## Problem description
Look through the listing below and report the lines that have the word "Edges" in them.

## Records to use

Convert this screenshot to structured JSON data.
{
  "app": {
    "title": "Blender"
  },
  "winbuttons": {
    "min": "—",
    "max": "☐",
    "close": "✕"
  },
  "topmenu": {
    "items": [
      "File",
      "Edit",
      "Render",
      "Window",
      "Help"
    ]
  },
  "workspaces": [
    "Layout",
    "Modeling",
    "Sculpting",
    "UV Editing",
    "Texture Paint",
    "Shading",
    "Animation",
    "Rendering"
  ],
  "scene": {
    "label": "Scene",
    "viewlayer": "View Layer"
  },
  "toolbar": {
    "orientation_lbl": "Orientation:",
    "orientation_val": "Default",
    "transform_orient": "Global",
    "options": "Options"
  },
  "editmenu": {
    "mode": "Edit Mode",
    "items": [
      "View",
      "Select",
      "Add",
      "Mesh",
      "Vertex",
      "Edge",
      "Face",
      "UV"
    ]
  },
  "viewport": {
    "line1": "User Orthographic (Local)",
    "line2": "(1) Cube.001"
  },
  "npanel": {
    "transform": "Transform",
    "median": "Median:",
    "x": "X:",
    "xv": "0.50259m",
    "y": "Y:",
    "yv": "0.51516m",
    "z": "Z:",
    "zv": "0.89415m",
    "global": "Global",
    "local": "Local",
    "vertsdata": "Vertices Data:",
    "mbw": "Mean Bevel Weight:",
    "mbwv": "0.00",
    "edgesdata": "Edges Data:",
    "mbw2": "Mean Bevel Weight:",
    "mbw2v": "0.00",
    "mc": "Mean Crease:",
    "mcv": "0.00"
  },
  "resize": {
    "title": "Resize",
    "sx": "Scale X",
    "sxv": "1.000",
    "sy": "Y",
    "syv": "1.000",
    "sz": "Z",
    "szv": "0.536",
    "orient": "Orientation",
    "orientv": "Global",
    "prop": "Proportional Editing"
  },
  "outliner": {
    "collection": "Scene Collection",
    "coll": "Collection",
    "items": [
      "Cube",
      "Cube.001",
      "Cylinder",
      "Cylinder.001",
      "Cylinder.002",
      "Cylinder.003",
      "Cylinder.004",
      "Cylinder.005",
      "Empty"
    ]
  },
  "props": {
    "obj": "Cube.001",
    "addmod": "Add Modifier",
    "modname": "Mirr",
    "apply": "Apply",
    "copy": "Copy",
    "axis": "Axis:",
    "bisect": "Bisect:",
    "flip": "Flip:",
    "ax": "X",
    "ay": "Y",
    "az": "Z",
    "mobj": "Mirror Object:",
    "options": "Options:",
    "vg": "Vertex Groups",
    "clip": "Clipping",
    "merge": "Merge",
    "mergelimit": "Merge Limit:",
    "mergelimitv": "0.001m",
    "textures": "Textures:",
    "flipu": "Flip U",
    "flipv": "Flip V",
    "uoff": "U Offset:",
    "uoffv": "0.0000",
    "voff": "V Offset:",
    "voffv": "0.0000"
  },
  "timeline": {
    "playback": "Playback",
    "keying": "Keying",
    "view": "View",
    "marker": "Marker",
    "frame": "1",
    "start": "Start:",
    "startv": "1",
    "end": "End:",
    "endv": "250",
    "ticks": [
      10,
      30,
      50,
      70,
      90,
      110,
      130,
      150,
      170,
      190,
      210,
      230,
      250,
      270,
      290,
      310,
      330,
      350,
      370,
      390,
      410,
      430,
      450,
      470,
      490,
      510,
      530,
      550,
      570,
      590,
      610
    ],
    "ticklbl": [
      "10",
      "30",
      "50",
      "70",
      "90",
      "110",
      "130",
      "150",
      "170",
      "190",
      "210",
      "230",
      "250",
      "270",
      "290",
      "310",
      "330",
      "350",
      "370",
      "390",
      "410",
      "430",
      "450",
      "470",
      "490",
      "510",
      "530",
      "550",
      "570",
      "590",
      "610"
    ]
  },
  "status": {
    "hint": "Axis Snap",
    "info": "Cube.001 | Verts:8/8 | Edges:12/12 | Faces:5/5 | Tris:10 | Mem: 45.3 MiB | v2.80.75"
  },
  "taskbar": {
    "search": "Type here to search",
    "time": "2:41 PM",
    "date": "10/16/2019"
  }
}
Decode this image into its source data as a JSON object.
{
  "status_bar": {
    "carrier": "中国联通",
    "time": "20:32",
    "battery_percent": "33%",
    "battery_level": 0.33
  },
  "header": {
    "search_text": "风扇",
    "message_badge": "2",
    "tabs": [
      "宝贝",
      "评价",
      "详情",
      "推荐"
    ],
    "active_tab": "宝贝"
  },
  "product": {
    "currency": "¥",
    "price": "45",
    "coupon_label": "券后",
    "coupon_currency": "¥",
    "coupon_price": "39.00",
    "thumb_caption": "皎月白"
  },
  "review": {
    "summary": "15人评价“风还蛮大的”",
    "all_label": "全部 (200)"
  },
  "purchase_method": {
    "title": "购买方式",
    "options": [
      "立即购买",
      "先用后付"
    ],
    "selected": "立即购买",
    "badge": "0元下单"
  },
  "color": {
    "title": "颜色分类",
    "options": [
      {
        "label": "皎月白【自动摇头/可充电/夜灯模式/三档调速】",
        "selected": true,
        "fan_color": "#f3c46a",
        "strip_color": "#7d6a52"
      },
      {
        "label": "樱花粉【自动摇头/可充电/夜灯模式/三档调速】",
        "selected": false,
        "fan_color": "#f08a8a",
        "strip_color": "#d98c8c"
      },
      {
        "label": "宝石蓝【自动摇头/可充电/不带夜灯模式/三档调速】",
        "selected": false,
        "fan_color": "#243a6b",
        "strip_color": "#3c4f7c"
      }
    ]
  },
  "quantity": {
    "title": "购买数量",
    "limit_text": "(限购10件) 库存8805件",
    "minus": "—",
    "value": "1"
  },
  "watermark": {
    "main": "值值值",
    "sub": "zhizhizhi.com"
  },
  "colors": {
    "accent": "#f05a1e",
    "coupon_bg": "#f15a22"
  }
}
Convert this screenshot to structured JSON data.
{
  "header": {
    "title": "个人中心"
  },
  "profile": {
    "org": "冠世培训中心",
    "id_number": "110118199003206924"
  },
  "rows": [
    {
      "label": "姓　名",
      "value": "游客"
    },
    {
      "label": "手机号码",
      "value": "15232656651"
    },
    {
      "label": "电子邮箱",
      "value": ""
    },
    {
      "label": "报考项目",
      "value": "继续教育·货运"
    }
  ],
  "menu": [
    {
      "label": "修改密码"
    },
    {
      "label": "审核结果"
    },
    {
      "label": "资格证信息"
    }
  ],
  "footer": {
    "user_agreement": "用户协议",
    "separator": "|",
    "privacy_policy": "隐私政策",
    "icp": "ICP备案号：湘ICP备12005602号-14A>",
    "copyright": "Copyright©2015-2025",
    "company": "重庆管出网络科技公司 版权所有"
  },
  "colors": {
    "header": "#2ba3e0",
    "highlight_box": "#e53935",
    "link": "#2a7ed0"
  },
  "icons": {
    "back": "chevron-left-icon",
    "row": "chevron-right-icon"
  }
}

## Written solution
    "edgesdata": "Edges Data:",
    "info": "Cube.001 | Verts:8/8 | Edges:12/12 | Faces:5/5 | Tris:10 | Mem: 45.3 MiB | v2.80.75"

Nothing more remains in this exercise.